Some matrimonial matters move fast and some move slowly; this normally depends on the parties and their lawyers. Some matters don’t move at all. This is usually because one or both parties have decided to put their matter “on hold”. Today, I will discuss the implications of putting your matter “on hold”.
Parties may decide to try and reconcile and therefore instruct our firm to put their matter on hold until further notice. Other times, however, parties try to come to various terms on their own and then instruct their lawyers once they are ready. In some situations this works and in other cases, it does not. When parties put their matters on hold to attempt mediation, that may have positive results. I am referring to the ones who simply put the matter on hold without qualified third party assistance.
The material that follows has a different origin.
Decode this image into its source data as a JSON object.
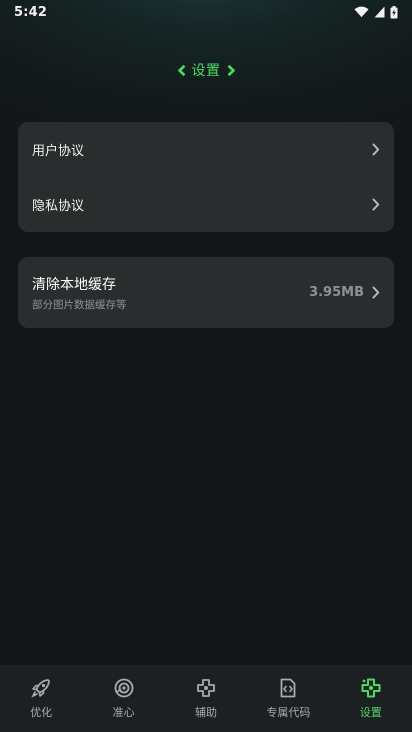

Putting a matter on hold may work when the parties continue to work on settlement, have productive child centred discussions and inform the lawyers once they reach agreement. When it comes to financial issues the parties often reach a stalemate and come back to their lawyers no further ahead. This can be costly since the lawyer now has to go back to the file, review the notes and advice previously given. Of greater concern and often the case, the parties go back to their lawyers on an urgent matter, such as a house closing, without an agreement regarding the equalization payment and division of proceeds.
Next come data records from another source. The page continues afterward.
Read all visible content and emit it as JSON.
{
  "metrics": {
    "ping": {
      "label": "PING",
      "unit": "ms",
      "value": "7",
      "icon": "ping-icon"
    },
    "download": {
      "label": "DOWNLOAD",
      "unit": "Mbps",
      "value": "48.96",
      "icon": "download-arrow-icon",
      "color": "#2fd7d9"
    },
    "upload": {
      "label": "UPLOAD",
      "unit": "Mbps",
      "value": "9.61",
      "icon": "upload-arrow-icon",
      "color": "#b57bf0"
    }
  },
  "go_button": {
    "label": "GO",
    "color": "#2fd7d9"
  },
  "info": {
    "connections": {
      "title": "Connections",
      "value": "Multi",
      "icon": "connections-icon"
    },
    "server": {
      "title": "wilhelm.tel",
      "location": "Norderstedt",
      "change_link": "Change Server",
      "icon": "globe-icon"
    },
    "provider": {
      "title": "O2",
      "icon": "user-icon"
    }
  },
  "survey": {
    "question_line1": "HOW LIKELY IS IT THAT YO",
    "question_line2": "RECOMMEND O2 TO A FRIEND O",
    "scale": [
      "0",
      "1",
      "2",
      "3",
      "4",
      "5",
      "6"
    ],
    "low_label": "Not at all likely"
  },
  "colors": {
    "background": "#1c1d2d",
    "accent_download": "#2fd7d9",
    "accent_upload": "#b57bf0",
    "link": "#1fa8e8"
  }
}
Parties often feel they can save money by attempting negotiations on their own, and sometimes they can. When they cannot, it becomes much more costly, urgent and the client may feel unsatisfied. For example, without agreement on how much each party will receive on a house closing, neither party may receive any funds and it will be held in the real estate lawyer’s trust account pending agreement or court order. Had the parties continued negotiating with the help of their respective lawyers, they may have reached agreement prior to closing.
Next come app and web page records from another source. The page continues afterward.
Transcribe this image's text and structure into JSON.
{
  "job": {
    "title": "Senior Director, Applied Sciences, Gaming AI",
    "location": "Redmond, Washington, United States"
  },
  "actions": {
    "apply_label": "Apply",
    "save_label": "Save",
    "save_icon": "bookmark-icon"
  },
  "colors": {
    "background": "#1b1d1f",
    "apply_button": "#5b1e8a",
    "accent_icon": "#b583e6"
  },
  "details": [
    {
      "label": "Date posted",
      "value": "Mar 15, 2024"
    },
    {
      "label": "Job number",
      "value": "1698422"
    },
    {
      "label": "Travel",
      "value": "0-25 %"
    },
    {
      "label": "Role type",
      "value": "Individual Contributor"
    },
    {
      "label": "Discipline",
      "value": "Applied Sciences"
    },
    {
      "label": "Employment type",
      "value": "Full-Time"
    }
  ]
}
At times there is good reason to put a matter on hold- if one party wants a limitation period to expire, putting a matter on hold may accomplish that goal; for example the 6 year limitation period for making a claim to an equalization payment.
Generally parties want closure, to move their matter forward efficiently and expeditiously. It is simply important to be aware that putting your matter on hold may have pitfalls. Be aware of them.
Thank you for taking the time to listen to me today. Should you require more information and wish to schedule a consultation, please visit our website at www.separation.ca or contact our office at 905- 415-1636. Thank you.